**What you need to do**
Down to the last line, set down the listing below exactly, apart from its pictures.

**Data extract**
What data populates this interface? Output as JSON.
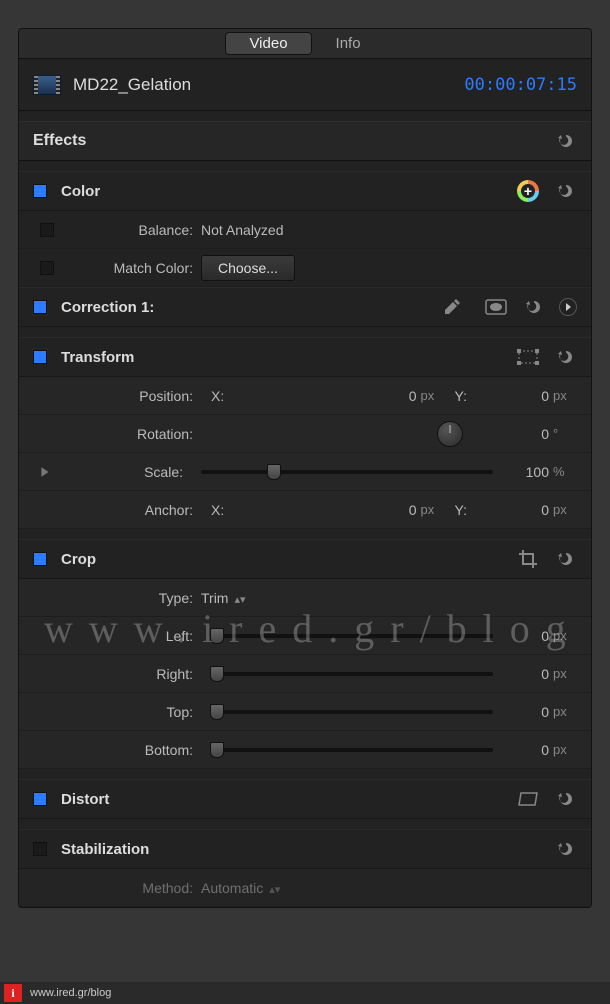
{
  "tabs": {
    "video": "Video",
    "info": "Info"
  },
  "header": {
    "clip_name": "MD22_Gelation",
    "timecode": "00:00:07:15"
  },
  "effects": {
    "title": "Effects"
  },
  "color": {
    "title": "Color",
    "balance_label": "Balance:",
    "balance_value": "Not Analyzed",
    "match_label": "Match Color:",
    "choose_btn": "Choose...",
    "correction_label": "Correction 1:"
  },
  "transform": {
    "title": "Transform",
    "position_label": "Position:",
    "rotation_label": "Rotation:",
    "scale_label": "Scale:",
    "anchor_label": "Anchor:",
    "x_label": "X:",
    "y_label": "Y:",
    "pos_x": "0",
    "pos_y": "0",
    "rotation": "0",
    "scale": "100",
    "anchor_x": "0",
    "anchor_y": "0",
    "px": "px",
    "deg": "°",
    "pct": "%"
  },
  "crop": {
    "title": "Crop",
    "type_label": "Type:",
    "type_value": "Trim",
    "left_label": "Left:",
    "left": "0",
    "right_label": "Right:",
    "right": "0",
    "top_label": "Top:",
    "top": "0",
    "bottom_label": "Bottom:",
    "bottom": "0",
    "px": "px"
  },
  "distort": {
    "title": "Distort"
  },
  "stabilization": {
    "title": "Stabilization",
    "method_label": "Method:",
    "method_value": "Automatic"
  },
  "watermark": "www.ired.gr/blog",
  "footer": {
    "icon": "i",
    "text": "www.ired.gr/blog"
  }
}
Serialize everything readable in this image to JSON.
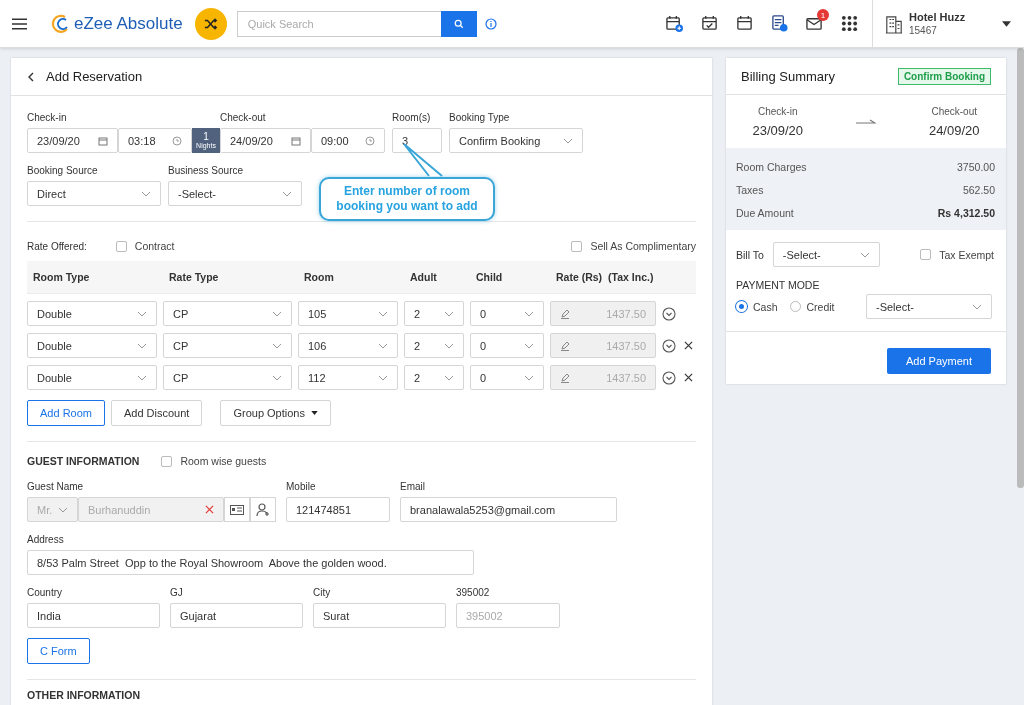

**Written solution**
What data populates this interface? Output as JSON.
{
  "tabs": {
    "video": "Video",
    "info": "Info"
  },
  "header": {
    "clip_name": "MD22_Gelation",
    "timecode": "00:00:07:15"
  },
  "effects": {
    "title": "Effects"
  },
  "color": {
    "title": "Color",
    "balance_label": "Balance:",
    "balance_value": "Not Analyzed",
    "match_label": "Match Color:",
    "choose_btn": "Choose...",
    "correction_label": "Correction 1:"
  },
  "transform": {
    "title": "Transform",
    "position_label": "Position:",
    "rotation_label": "Rotation:",
    "scale_label": "Scale:",
    "anchor_label": "Anchor:",
    "x_label": "X:",
    "y_label": "Y:",
    "pos_x": "0",
    "pos_y": "0",
    "rotation": "0",
    "scale": "100",
    "anchor_x": "0",
    "anchor_y": "0",
    "px": "px",
    "deg": "°",
    "pct": "%"
  },
  "crop": {
    "title": "Crop",
    "type_label": "Type:",
    "type_value": "Trim",
    "left_label": "Left:",
    "left": "0",
    "right_label": "Right:",
    "right": "0",
    "top_label": "Top:",
    "top": "0",
    "bottom_label": "Bottom:",
    "bottom": "0",
    "px": "px"
  },
  "distort": {
    "title": "Distort"
  },
  "stabilization": {
    "title": "Stabilization",
    "method_label": "Method:",
    "method_value": "Automatic"
  },
  "watermark": "www.ired.gr/blog",
  "footer": {
    "icon": "i",
    "text": "www.ired.gr/blog"
  }
}
Serialize everything readable in this image to JSON.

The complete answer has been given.